Well, Sarah got voted off... I mean, “fired” on this week’s Apprentice: Martha Stewart. (I gave it a day or so so that those of you who TiVoed the show would have a chance to watch before I blew the secret.) I suppose I could have checked as to whether she was going to be out of the office yesterday (when she’d have to be doing the post-firing interview circuit), but I’m not quite that obsessive. (For those of you just tuning in, we produced Sarah’s audition video.)
For the most part, I can’t say I’m a big fan of the show. As far as I can tell, it’s a pale shadow of the Donald version (for which we also produced an audition video a while back). Martha’s trying to reconcile her hard-nosed businesswoman persona with her gracious TV face, and it just ain’t working. Donald’s an oversized asshole, and doesn’t try to hide it. Makes for a better “villain.” And let’s be honest that’s what he and Martha are: the antagonists.
Another shortcoming of Martha’s show is that the goal is so nebulously defined exactly what job is it they’re applying for again? With Donald’s show, the goal is clear: They’re hiring for a specific position running a specific operation within the Trump empire. With Martha, it’s just some job somewhere at the company. Hard to know what you’re working toward, what characteristics you need to accentuate, and so on. But worse than that, that vagueness completely destroys the illusion that this is any kind of “job interview,” as the contestants are repeatedly admonished to call it. No, it’s not an interview. It’s a television show. That’s it. Decisions are being made for good television, not any sort of good business sense.
Will I keep watching now that Sarah’s off the show? For a while, maybe, but probably only to see what happens to loose-cannon Jim (who, if real business entered into the picture at all, would have been let go long ago). After that? Can’t say I really care what happens.
Did Sarah deserve to get fired after this week’s performance? Judging by the way things looked on television (which is no doubt radically different from the way things actually happened), then probably so. Her team never developed a coherent idea for the task, and as project manager, she was ultimately responsible for the team’s performance (Sarah’s second-in-command Carrie was also fired). But I will say that I was heartened to see that, for probably the first time on the show, a project manager actually stepped up and accepted responsibility for the loss rather than trying to deflect blame onto someone else. Did she say that she deserved to be fired? No. But she made the argument for her continued participation based on her overall performance and potential rather than pretending that this loss was someone else’s fault. Hell, when asked who the hardest worker on the team was, she came right out and said it was Jim someone whom she certainly had no desire to keep around.

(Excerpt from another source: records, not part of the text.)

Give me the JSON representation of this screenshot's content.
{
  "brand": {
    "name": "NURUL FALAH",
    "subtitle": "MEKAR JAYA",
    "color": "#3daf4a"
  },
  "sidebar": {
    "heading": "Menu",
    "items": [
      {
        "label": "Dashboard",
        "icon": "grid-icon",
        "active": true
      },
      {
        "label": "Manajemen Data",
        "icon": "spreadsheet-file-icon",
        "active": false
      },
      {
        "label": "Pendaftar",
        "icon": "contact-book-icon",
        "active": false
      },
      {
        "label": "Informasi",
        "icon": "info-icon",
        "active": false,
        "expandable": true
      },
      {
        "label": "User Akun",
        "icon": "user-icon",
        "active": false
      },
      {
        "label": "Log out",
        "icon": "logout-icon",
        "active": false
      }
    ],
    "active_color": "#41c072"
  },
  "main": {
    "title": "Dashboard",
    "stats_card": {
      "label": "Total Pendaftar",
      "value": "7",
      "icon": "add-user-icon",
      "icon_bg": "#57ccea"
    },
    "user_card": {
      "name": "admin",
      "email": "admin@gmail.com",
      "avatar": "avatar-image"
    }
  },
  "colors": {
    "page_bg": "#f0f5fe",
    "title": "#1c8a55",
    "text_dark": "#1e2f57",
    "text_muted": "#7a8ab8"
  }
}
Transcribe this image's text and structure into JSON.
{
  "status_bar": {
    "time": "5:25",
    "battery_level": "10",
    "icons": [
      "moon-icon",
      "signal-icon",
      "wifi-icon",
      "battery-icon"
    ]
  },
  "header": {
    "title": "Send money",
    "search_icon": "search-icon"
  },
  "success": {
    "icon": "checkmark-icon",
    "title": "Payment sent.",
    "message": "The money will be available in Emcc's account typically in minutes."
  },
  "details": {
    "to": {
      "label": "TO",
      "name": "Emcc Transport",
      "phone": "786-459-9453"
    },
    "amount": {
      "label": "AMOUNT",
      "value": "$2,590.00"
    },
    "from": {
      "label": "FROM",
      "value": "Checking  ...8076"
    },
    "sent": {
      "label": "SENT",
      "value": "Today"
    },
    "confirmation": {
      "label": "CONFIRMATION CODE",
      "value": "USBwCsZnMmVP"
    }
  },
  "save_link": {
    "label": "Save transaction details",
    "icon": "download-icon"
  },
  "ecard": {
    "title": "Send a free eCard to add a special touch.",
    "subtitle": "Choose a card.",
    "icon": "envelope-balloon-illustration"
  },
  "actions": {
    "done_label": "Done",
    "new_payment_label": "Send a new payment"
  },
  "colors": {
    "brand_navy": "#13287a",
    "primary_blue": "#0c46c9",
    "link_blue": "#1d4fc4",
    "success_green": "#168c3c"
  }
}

So even in defeat, she handled herself graciously and honorably. A lot more than can be said for most reality-show competitors. And since she now has to keep working out in the real world (in fact, my team is working with her on a company video project this month), it’s nice to see she didn’t do anything to tarnish her reputation... or the reputation of those she represents (I suppose that’s me playing the role of “company man” there).